Report by Madita (Didi) Strähle
Around the 15th of May, the 39 year old main respondent of this testimony and two other Tunisian men aged 21 and 29 years were apprehended by the Bulgarian border police approximately 10 km north east of Svilengrad, Bulgaria. After the three men were beaten, robbed of their personal belongings, and psychologically assaulted, the group was illegally pushed back over the border to Turkey. Three days later the main respondent was arrested and pushed back to Turkey for the second time, after he was discovered in a cargo train heading from Edirne, Turkey, towards Svilengrad, Bulgaria.
According to the main respondent of this testimony, he and two other men from Tunisia, aged 21 and 29 crossed the border from Turkey to Bulgaria at around 8 pm one evening in the middle of May 2023. Because all personal items, including his mobile phone, were later taken by Bulgarian officers, the respondent is unable to trace the exact date of the incident.
Reportedly, the group had been walking for about 6 hours in a jungle (terms commonly used to refer to forested areas) north east of the town Svilengrad and north west of the village Kapitan Andreevo, when they stepped onto the highway 5509 where they were spotlighted by bright headlights of two black off-road vehicles with white Cyrillicletters written on the side, likely matching the description of the Bulgarian Range Rovers border police vehicles.
The main respondent recalls seeing six police officers, all of them dressed in Sacramento green uniforms with a Bulgarian country flag patch on the arm.
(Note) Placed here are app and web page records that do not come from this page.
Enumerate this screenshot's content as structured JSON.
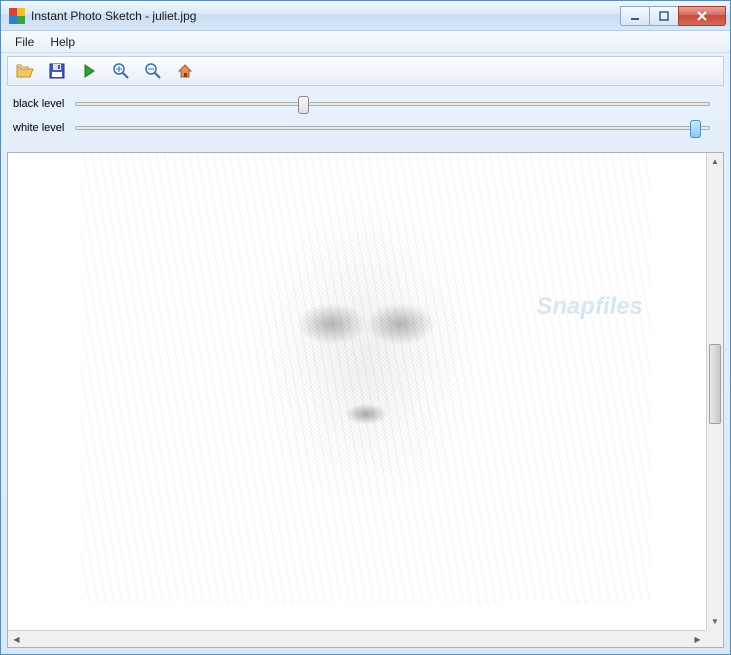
{
  "window": {
    "title": "Instant Photo Sketch - juliet.jpg"
  },
  "menu": {
    "file": "File",
    "help": "Help"
  },
  "toolbar": {
    "open": "open-icon",
    "save": "save-icon",
    "play": "play-icon",
    "zoom_in": "zoom-in-icon",
    "zoom_out": "zoom-out-icon",
    "home": "home-icon"
  },
  "sliders": {
    "black": {
      "label": "black level",
      "value": 35,
      "min": 0,
      "max": 100
    },
    "white": {
      "label": "white level",
      "value": 97,
      "min": 0,
      "max": 100
    }
  },
  "watermark": "Snapfiles",
  "colors": {
    "accent": "#4a90c0",
    "close_btn": "#c74a3a",
    "chrome_gradient_top": "#e8f1fb",
    "chrome_gradient_bottom": "#d9e8f7"
  }
}
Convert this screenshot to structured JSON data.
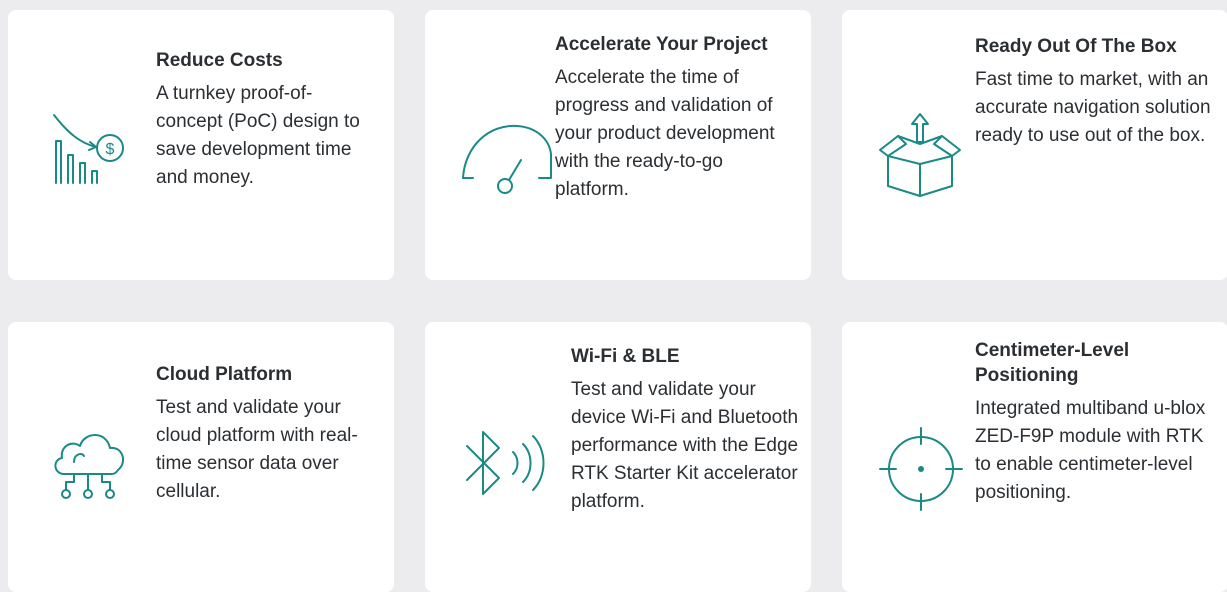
{
  "cards": [
    {
      "icon": "cost-chart-dollar-icon",
      "title": "Reduce Costs",
      "description": "A turnkey proof-of-concept (PoC) design to save development time and money."
    },
    {
      "icon": "speedometer-icon",
      "title": "Accelerate Your Project",
      "description": "Accelerate the time of progress and validation of your product development with the ready-to-go platform."
    },
    {
      "icon": "open-box-arrow-icon",
      "title": "Ready Out Of The Box",
      "description": "Fast time to market, with an accurate navigation solution ready to use out of the box."
    },
    {
      "icon": "cloud-network-icon",
      "title": "Cloud Platform",
      "description": "Test and validate your cloud platform with real-time sensor data over cellular."
    },
    {
      "icon": "bluetooth-signal-icon",
      "title": "Wi-Fi & BLE",
      "description": "Test and validate your device Wi-Fi and Bluetooth performance with the Edge RTK Starter Kit accelerator platform."
    },
    {
      "icon": "crosshair-target-icon",
      "title": "Centimeter-Level Positioning",
      "description": "Integrated multiband u-blox ZED-F9P module with RTK to enable centimeter-level positioning."
    }
  ]
}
According to the respondent all officers were armed with what he describes as firearms and handguns.
After the police stopped the group, the men were reportedly forced to board the off-road vehicles; two men in one vehicle and one man in the second one.
After what reportedly felt like a 2-3 hour drive, the respondent states that the group members were asked to step outside the vehicle one at a time. The respondent describes seeing a big fence in a barren environment. Beside the two border police vehicles in which the men had been transported, the respondent recalls seeing an additional off-road vehicle and two further police officers, wearing the same uniforms as the officers previously described. One officer started searching each group member for money and other personal belongings.
According to the respondent, the officers took his backpack which contained clothes and food, his phone, a golden necklace and 500 € in cash. Reportedly, one officer took his Qurʾān and ripped out the pages while he had to watch.
Once all members of the group had been searched and robbed of their belongings, the officers pushed them towards what the defendant describes as “a gate in the border fence”. Because the respondent, who was the first of the group to be pushed towards the gate, was hesitant to pass through the gate, the officers started beating and kicking him.
The respondent reports to have been kicked and struck with a baton about 3-4 times in the back, foot and neck. Once on the other side of the fence, he started running away. While looking back he affirms witnessing the officers committing similar physical abuse to the remaining two men.
The group walked for approximately two days in a jungle along a river until they reached the city of Edirne in Turkey. The men had neither a navigation device nor access to food.
After a short recovery from the pushback, the respondent states he left Edirne again one day later: this time without the two other group members.
The respondent reports boarding a cargo train headed towards Svilengrad in the train station of Edirne at around 5.30 pm. He had been hiding in one of the cargo containers for what he perceived as around 1.5 hours when the train stopped at Svilengrad station. Reportedly, four police officers wearing Sacramento green uniforms with the Bulgarian country flag patch on the arm, matching the Bulgarian border police uniform discovered him when searching the train. The officers took him to the police station inside the train station of Svilengrad. There, they allegedly handcuffed him for approximately one hour to a bench, before forcing him inside a small black Ford vehicle.
The respondent states that he was driven again to the Bulgarian-Turkish border. He describes the environment as similar to the scene he had witnessed only a few days before. When arriving at the border fence which he estimates to have been around 8 pm, he saw a black off-road vehicle with Bulgarian inscription in Cyrillic letter on the side, as well as two more police officers. According to the respondent, he was once again searched by the officers.
According to the respondent’s testimony, he was then forced again through a similar gate in the fence as a few days before; this time, however, no physical violence was used by the officers. The respondent assumes the location to be a different one than before, as it took him 5 hours to walk back to Edirne after this incident. However, since the respondent did not have access to a navigation system after neither of the incidents, the distances he covered cannot be verified.
From No Name Kitchen we want to remind that people need to cross borders through these dangerous routes because the European Union does not offer other alternatives to apply for asylum. With legal and safe ways to migrate, people would not risk their lives and health by these routes.
Illegal push-backs and violations of Human Rights, as well as all acts of physical and psychological violence, are unjustified and condemnable.